Barbara Pym

[The woman] paused and seemed to take a deep breath. ‘You see,’ she declared. ‘I am Tom Mallow’s aunt.’ Catherine’s first instinct was to burst out laughing. She wondered why there was something slightly absurd about aunts; perhaps it was because one thought of them as dear, comfortable creatures, somehow lacking in dignity and prestige.

She set about preparing her supper. It would have to be one of those classically simple meals, the sort that French peasants are said to eat and that enlightened English people sometimes enjoy rather self-consciously – a crusty French loaf, cheese, and lettuce and tomatoes from the garden. Of course there should have been wine and a lovingly prepared dressing of oil and vinegar, but Dulcie drank orange squash and ate mayonnaise that came from a bottle.

You know Mildred would never do anything wrong or foolish. I reflected a little sadly that this was only too true and hoped I did not appear too much that kind of person to others. Virtue is an excellent thing and we should all strive after it, but it can sometimes be a little depressing.

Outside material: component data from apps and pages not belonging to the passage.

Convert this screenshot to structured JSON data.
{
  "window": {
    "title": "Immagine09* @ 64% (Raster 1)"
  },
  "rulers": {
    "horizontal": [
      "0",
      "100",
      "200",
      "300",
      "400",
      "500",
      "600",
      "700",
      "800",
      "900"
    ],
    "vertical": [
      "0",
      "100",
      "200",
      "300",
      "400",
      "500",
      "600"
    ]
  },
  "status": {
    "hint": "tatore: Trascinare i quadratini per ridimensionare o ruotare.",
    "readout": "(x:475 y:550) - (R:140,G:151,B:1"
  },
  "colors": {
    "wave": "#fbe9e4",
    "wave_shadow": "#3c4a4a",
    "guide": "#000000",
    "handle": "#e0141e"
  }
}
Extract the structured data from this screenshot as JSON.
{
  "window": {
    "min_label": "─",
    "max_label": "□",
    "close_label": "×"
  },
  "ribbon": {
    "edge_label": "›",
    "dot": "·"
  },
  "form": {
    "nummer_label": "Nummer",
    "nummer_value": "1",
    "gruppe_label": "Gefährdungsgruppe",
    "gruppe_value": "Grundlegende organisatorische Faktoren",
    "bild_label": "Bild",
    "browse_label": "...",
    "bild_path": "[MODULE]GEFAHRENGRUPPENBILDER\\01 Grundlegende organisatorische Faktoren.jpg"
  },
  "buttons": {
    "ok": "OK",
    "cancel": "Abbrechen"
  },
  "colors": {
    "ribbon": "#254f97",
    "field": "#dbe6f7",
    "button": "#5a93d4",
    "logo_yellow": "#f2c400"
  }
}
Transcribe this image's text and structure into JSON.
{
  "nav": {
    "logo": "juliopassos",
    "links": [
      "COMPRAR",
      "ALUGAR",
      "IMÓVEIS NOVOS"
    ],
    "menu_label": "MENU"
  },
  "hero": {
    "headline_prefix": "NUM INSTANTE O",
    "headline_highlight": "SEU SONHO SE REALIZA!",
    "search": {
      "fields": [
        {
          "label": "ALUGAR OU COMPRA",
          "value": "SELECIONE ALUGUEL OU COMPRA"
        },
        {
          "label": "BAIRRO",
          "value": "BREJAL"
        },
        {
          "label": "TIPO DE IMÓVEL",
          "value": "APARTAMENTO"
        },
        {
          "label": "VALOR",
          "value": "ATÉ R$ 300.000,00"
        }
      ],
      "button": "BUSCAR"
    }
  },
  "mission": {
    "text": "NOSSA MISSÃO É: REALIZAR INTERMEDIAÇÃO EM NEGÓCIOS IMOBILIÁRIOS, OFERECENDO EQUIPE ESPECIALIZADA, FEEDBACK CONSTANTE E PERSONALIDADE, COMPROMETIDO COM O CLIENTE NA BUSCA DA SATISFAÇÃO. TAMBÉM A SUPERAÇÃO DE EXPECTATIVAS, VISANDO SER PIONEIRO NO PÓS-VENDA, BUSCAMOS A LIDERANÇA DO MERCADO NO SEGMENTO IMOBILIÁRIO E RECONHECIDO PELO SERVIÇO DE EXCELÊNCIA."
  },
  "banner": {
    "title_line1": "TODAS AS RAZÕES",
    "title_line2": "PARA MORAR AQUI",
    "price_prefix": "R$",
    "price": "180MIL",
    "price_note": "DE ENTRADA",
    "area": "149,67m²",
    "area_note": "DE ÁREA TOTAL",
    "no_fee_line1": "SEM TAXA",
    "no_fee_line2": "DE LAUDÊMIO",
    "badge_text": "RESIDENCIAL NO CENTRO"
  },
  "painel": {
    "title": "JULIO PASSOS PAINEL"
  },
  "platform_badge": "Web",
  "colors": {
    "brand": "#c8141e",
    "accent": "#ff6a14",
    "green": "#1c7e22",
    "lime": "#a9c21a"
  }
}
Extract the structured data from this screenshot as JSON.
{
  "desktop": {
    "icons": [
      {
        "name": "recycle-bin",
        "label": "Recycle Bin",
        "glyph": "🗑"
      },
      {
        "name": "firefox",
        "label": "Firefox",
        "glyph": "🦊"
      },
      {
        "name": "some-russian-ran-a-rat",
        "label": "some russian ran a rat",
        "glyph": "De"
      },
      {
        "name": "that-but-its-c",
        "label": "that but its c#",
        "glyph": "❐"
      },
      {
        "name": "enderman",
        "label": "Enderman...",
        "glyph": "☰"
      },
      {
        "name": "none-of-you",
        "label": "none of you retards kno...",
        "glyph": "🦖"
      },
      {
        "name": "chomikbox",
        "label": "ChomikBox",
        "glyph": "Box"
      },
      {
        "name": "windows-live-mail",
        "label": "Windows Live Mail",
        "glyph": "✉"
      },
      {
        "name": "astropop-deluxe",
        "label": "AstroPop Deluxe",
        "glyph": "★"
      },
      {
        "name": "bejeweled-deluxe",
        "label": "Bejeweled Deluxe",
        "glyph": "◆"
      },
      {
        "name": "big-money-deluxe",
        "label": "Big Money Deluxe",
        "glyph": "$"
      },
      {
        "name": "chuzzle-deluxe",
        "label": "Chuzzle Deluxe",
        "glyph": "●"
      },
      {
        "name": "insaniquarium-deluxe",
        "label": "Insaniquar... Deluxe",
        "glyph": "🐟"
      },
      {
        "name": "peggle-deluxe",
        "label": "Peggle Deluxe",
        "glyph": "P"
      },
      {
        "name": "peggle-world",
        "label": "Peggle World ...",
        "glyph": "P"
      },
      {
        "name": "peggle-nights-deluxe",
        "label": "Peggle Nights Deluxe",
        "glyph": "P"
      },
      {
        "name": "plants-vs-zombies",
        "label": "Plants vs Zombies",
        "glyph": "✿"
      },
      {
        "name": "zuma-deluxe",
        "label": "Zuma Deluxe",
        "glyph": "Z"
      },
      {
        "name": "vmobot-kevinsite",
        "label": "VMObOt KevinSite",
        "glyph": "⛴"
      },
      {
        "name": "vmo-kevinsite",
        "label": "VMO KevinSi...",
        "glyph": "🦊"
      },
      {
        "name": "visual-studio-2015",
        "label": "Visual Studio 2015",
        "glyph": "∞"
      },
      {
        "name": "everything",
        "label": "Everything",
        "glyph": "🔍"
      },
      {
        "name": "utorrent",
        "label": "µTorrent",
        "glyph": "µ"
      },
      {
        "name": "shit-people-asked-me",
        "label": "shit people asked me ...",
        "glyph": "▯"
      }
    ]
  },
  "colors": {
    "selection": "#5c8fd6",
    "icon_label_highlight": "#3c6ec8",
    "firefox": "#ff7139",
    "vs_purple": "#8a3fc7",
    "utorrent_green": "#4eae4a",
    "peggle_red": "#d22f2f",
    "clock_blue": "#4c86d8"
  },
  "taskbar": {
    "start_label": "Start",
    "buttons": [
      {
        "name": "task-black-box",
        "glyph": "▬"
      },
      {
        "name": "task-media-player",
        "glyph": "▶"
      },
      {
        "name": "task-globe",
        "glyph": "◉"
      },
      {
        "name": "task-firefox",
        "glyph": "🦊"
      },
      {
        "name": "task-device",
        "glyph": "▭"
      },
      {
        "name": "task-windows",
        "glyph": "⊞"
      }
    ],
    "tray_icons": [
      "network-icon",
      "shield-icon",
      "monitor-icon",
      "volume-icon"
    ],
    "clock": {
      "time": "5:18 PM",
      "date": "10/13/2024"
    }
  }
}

Perhaps there can be too much making of cups of tea, I thought, as I watched Miss Statham filling the heavy teapot. Did we really need a cup of tea? I even said as much to Miss Statham and she looked at me with a hurt, almost angry look, ‘Do we need tea? she echoed. ‘But Miss Lathbury…’ She sounded puzzled and distressed and I began to realise that my question had struck at something deep and fundamental. It was the kind of question that starts a landslide in the mind. I mumbled something about making a joke and that of course one needed tea always, at every hour of the day or night.